This scholarship is established with the Holston Conference Foundation as a permanent endowment fund to provide monies for college bound youth. She was proud to be an educator for 36 years and cared deeply for the many students she encountered over the years. It brought her a great sense of accomplishment to see the young people she taught become productive and successful. Upon retiring, she moved to Tennessee, she became an active member of the Mt. Hermon United Methodist Church in Powell, where she was a lay speaker and worked diligently in a food ministry. Sandra died in May 2008 after a courageous battle against leukemia.
It is the Donor’s desire that the priority for annual distributions from this fund provide scholarships to applicants from the following categories, which will have preference over other applicants:
The Foundation’s Grant Committee will honor the selection process outlined above by the Donor. If for any reason the awards are not made in a given year, the non-awarded amount will be retained to the endowment to enhance future distributions.

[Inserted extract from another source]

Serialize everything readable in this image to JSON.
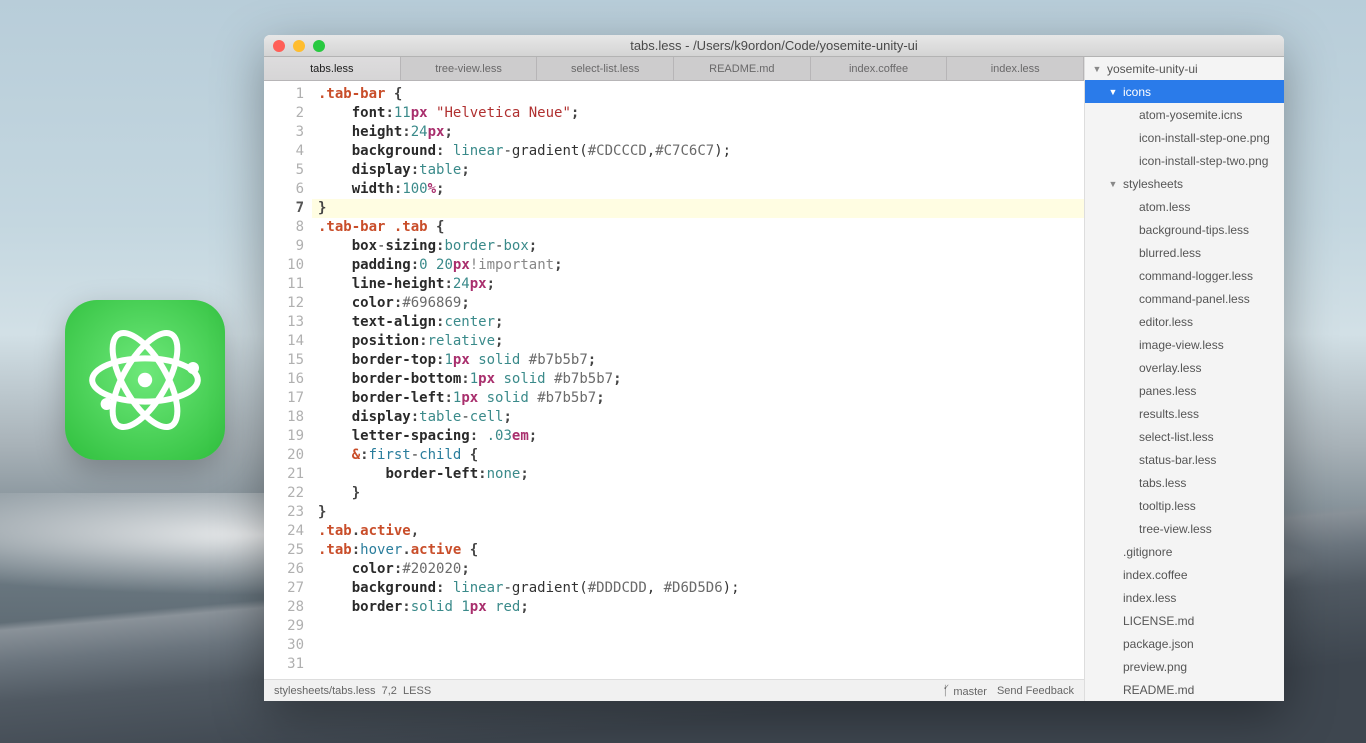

James and Doris Sink, retired teachers, have been blessed and have established this scholarship in memory of Doris’ father, Raymond F. Stowers, to encourage and support young people in quest of a higher education. The Sinks created this scholarship out of a deep appreciation for education and love of their church, community, and family. It is their desire that the students who receive aid from this fund know that they have been blessed by people of faith and that someday they, too, may have their own opportunity to be a blessing to others. Raymond F. Stowers was born March 17, 1915, and passed away on March 25, 2001. He attended Concord College and University of Virginia, but did not complete his degree. He and Ora Gray married in 1944. He was quite a successful cattle farmer and also had a keen eye for land speculation. While not a college graduate, he was deeply committed to quality education and served on the Bland County School Board for 24 years never missing a meeting. Doris was their only child and they saw to her proper upbringing and education. Mr. & Mrs. Stowers were very active members of Rocky Gap United Methodist Church, where he served on the Trustees Committee and she was the long-time treasurer. They blessed Doris and James with generosity and love and even provided a substantial gift to their church through their own estate. The Sinks never had children of their own, but hope this scholarship will leave a legacy of learning that will make a lasting difference for generations to come. It is the Donors’ desire that the priority for annual distributions from this fund provide scholarships to United Methodist students going into ministry with priority given to students from the Tazewell District of Virginia with secondary consideration for students from other areas of Virginia within in the Holston Conference and finally other areas of the conference outside Virginia. If an undergraduate student is selected, the Donors prefer that it be for a student who is enrolled and in good standing or approved to attend Emory & Henry College. If a seminary student is selected, it may be for any seminary approved by Holston Conference.